Another highlight of Live 1966
is the end of “Leopard-Skin Pill-Box Hat," a track from Blonde on Blonde
. Once Dylan is finished with the song, he rants into his microphone, saying something about the audience. He sounds too messed up on whatever pills he was taking at the time to make much sense, but the crowd takes it as some sort of victory and cheers loudly, maybe thinking that the rock ‘n’ roll would stop. The night was far from over, though, and Dylan gets right back to business with a terrific take on “One Too Many Mornings," a song from The Times They Are A-Changin’
. The original was quiet and peaceful, but this version is a brand new arrangement that even features backing vocals from the band. Following “One Too Many Mornings" is “Ballad of a Thin Man," a song Dylan actually wrote partly about his transformation from acoustic instruments to electric instruments. “Something’s happening," he sings, his delivery so nasty you can practically hear the sneer that must have been spread across his face. “But you don’t know what it is. Do you, Mr. Jones?" It’s another highlight of a disc full of highlights, but nothing, and I mean nothing, comes close to the set’s finale.

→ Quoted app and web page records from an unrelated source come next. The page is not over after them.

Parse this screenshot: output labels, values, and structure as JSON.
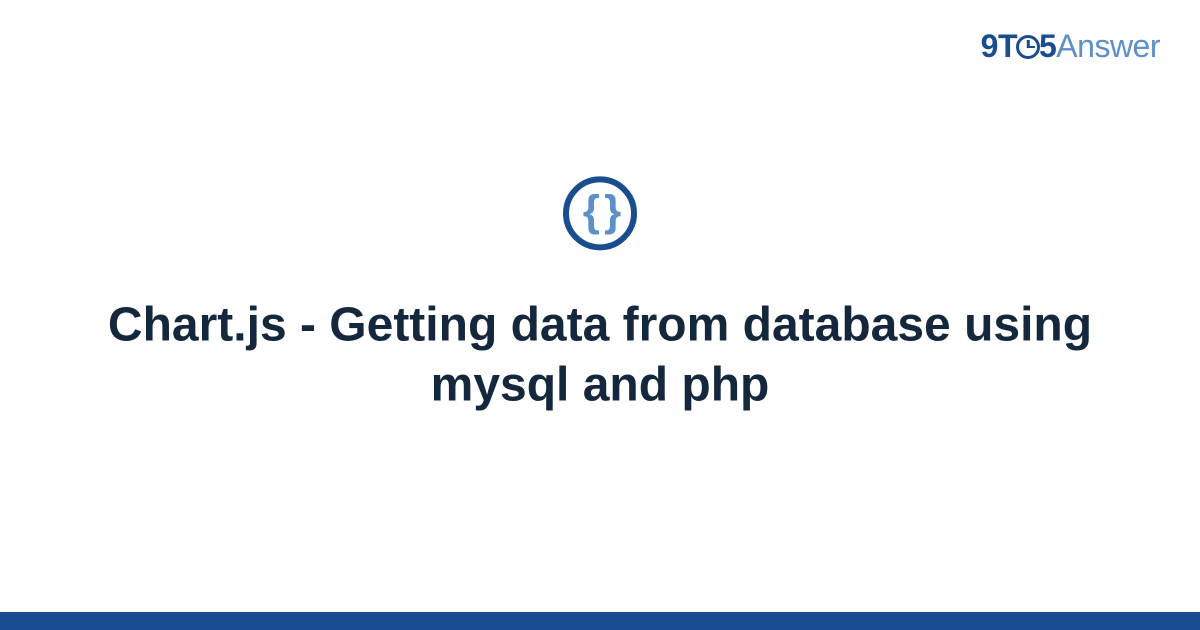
{
  "logo": {
    "nine": "9",
    "t": "T",
    "five": "5",
    "answer": "Answer"
  },
  "icon": {
    "name": "code-braces-icon",
    "glyph": "{ }"
  },
  "title": "Chart.js - Getting data from database using mysql and php",
  "colors": {
    "primary": "#1a4d8f",
    "secondary": "#5d8fc9",
    "text": "#14273d"
  }
}
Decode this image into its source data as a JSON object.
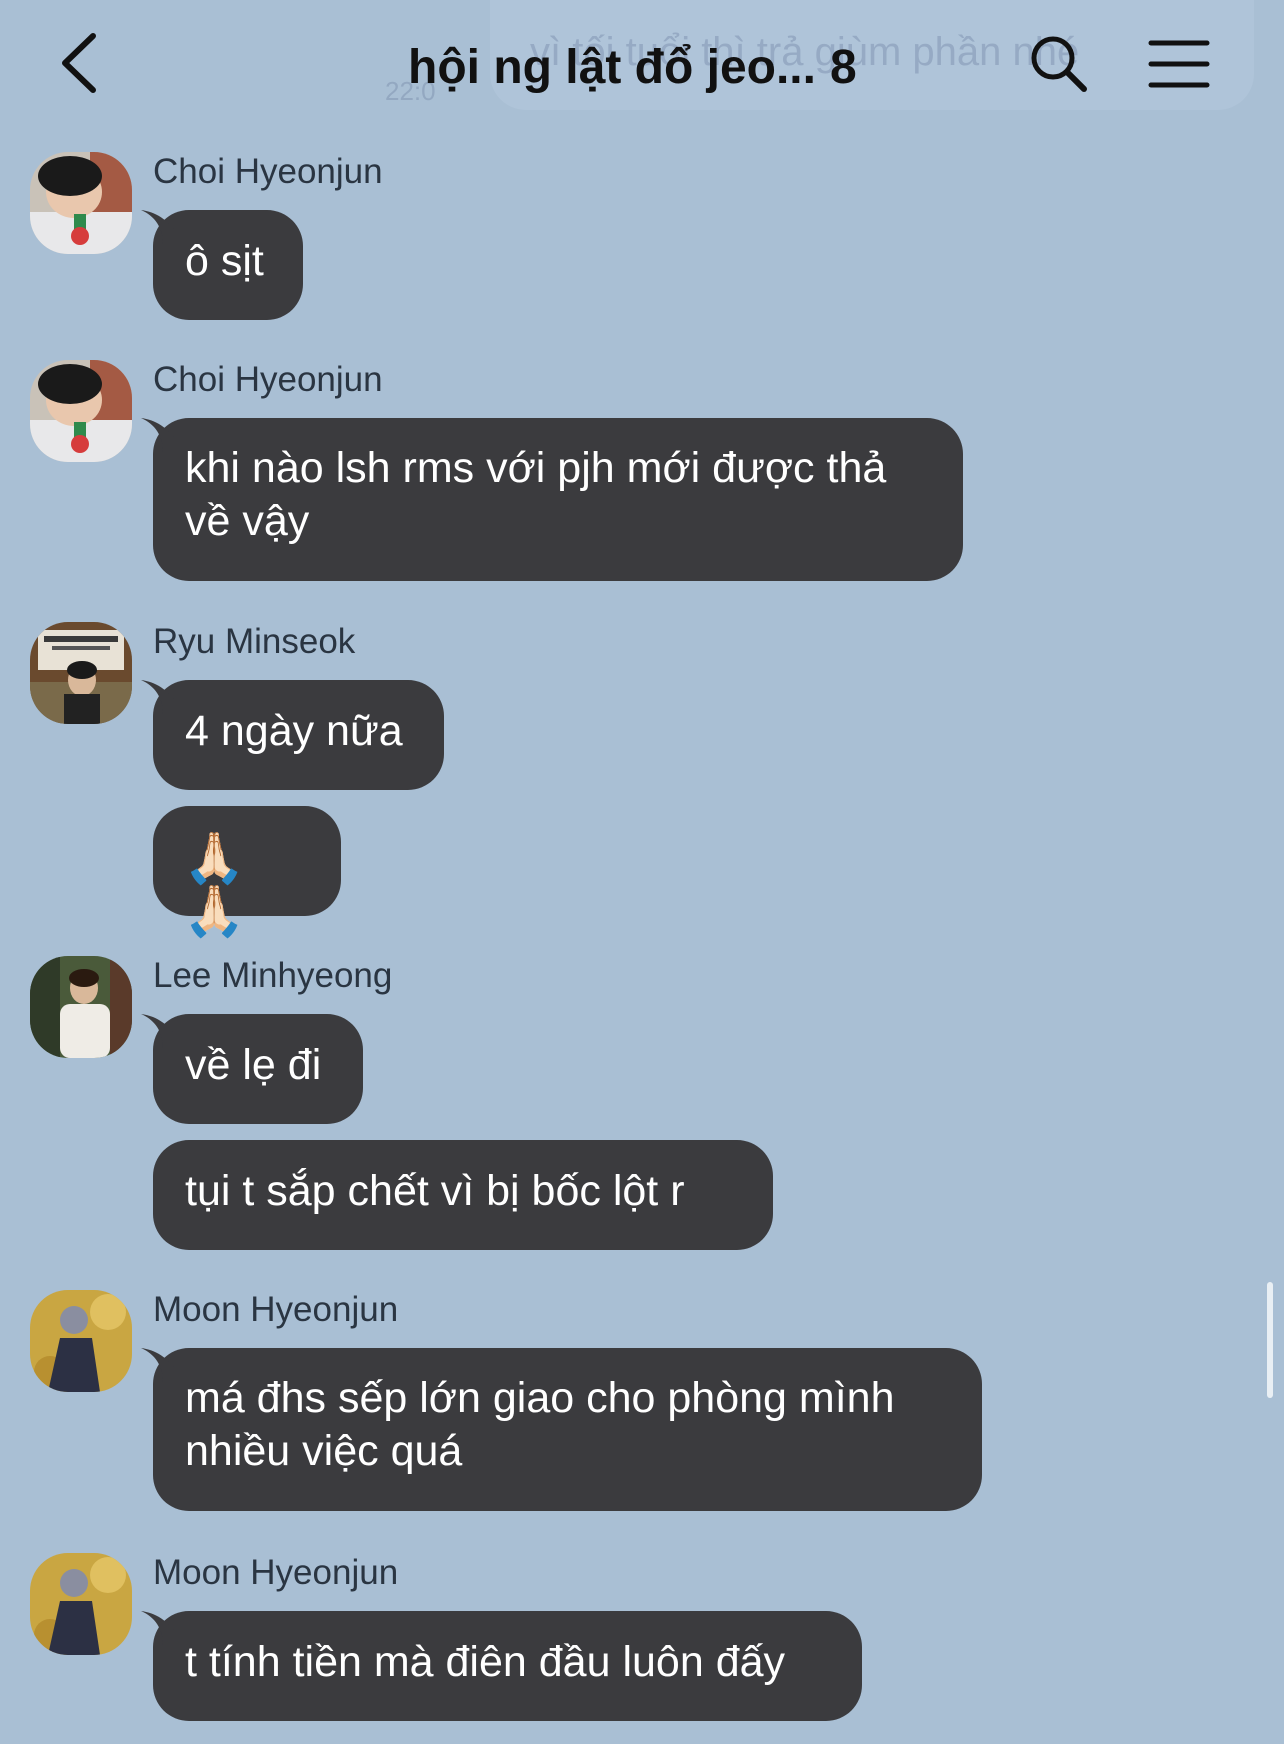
{
  "header": {
    "title": "hội ng lật đổ jeo...",
    "member_count": "8",
    "ghost_banner_text": "vì tối tuổi thì trả giùm phần nhé",
    "ghost_time": "22:0"
  },
  "icons": {
    "back": "chevron-left-icon",
    "search": "search-icon",
    "menu": "hamburger-menu-icon"
  },
  "messages": [
    {
      "sender": "Choi Hyeonjun",
      "bubbles": [
        {
          "lines": [
            "ô sịt"
          ]
        }
      ]
    },
    {
      "sender": "Choi Hyeonjun",
      "bubbles": [
        {
          "lines": [
            "khi nào lsh rms với pjh mới được thả",
            "về vậy"
          ]
        }
      ]
    },
    {
      "sender": "Ryu Minseok",
      "bubbles": [
        {
          "lines": [
            "4 ngày nữa"
          ]
        },
        {
          "lines": [
            "🙏🏻🙏🏻"
          ]
        }
      ]
    },
    {
      "sender": "Lee Minhyeong",
      "bubbles": [
        {
          "lines": [
            "về lẹ đi"
          ]
        },
        {
          "lines": [
            "tụi t sắp chết vì bị bốc lột r"
          ]
        }
      ]
    },
    {
      "sender": "Moon Hyeonjun",
      "bubbles": [
        {
          "lines": [
            "má đhs sếp lớn giao cho phòng mình",
            "nhiều việc quá"
          ]
        }
      ]
    },
    {
      "sender": "Moon Hyeonjun",
      "bubbles": [
        {
          "lines": [
            "t tính tiền mà điên đầu luôn đấy"
          ]
        }
      ]
    }
  ],
  "colors": {
    "background": "#a9bfd4",
    "bubble": "#3b3b3e",
    "bubble_text": "#ffffff",
    "sender_text": "#2a3542"
  }
}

The version of “Like a Rolling Stone" recorded that night actually begins with the very end of “Ballad of a Thin Man," when the fan I already mentioned hollers “Judas!" at the top of his lungs. The crowd finds it funny and others even join in, wanting to hear at least one folk tune before the night ends. And then, unbelievably, Dylan responds. After all of the blood, sweat and tears that come with touring the globe, after all the energy he’s spent, the only responses he receives night after night are insults and loud booing. And after taking it for all that time, after reading all the articles about how he’s sold out and how he’s turned his back on his fans, Dylan responds to all of it with two lines ...
I don’t believe you!

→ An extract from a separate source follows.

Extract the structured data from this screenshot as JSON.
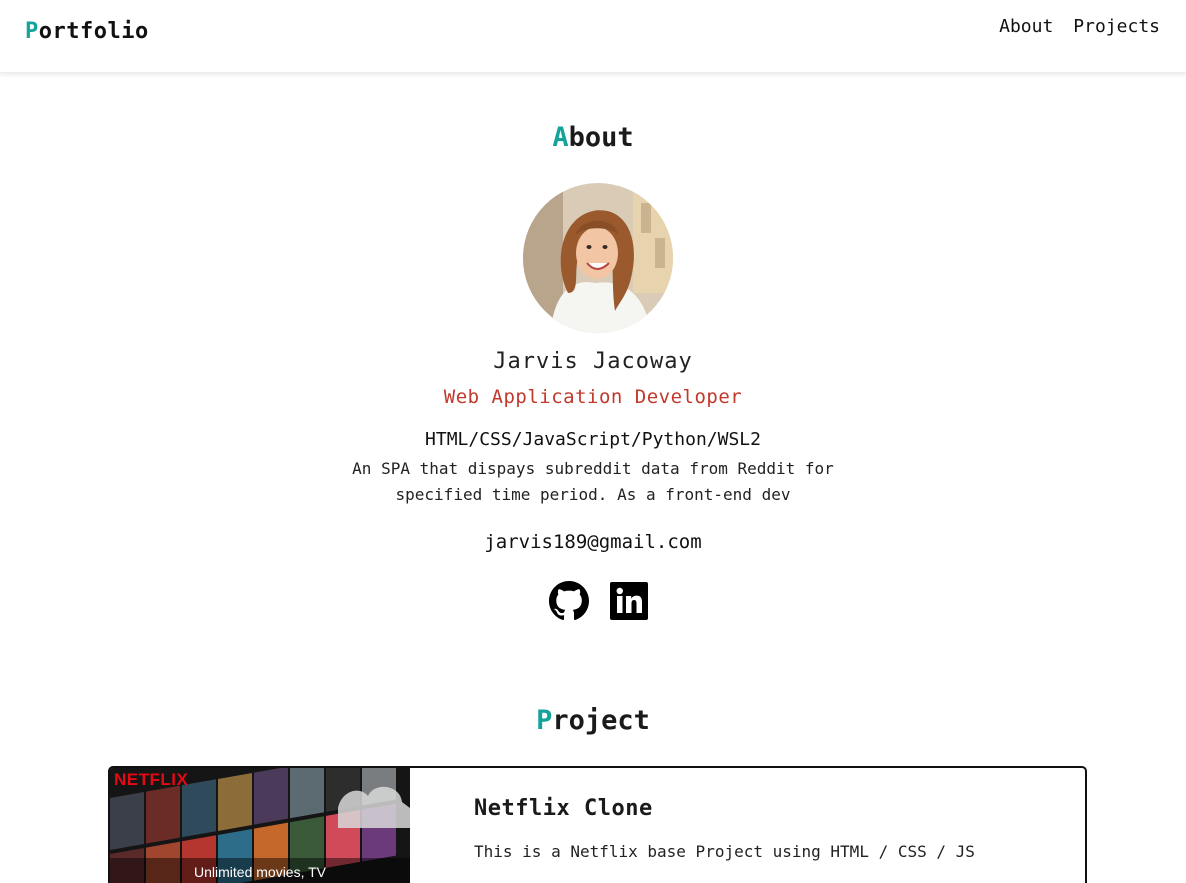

You’re a liar!
… And then, turning to Jones and the rest of the band, he delivers one more command …
… and that’s exactly what the band does. In interviews, Jones has said he pounded his kit to kick off “Like a Rolling Stone" as loud as he had in his entire life, and the rest of the band plays with just as much energy, especially Dylan, who sounds like he’s in a different place during the entire track. This is rock ‘n’ roll, friends, top-notch, unstoppable rock ‘n’ roll. In fact, I can say without even thinking twice that this is the finest rock ‘n’ roll I’ve ever
heard. Better than Keith Moon and Pete Townshend when the Who was at its peak, better than the Stooges when Iggy was on fire and, yes, better than anything
the Beatles, Rolling Stones or Led Zeppelin ever
did. And I’m a fan, a huge fan, of all of those bands.
I’ve always believed serious music fans treat their favorite recordings like a warrior treats his weapon; no matter what else happens, when its time to go to war, the fan knows those songs will be there to help guide them. And for me, guiding me as I take on whatever might get in my way will be this version of “Like a Rolling Stone," the best recording of the best song by the best songwriter of all time. And this isn’t me going fanboy on you all. I dig Dylan, sure, but I would never say the man was perfect or that he could do no wrong. It's just that, on this particular night, the man was as close to perfect as a musician can get and he could do no wrong. And that's not hyperbole, that's the truth.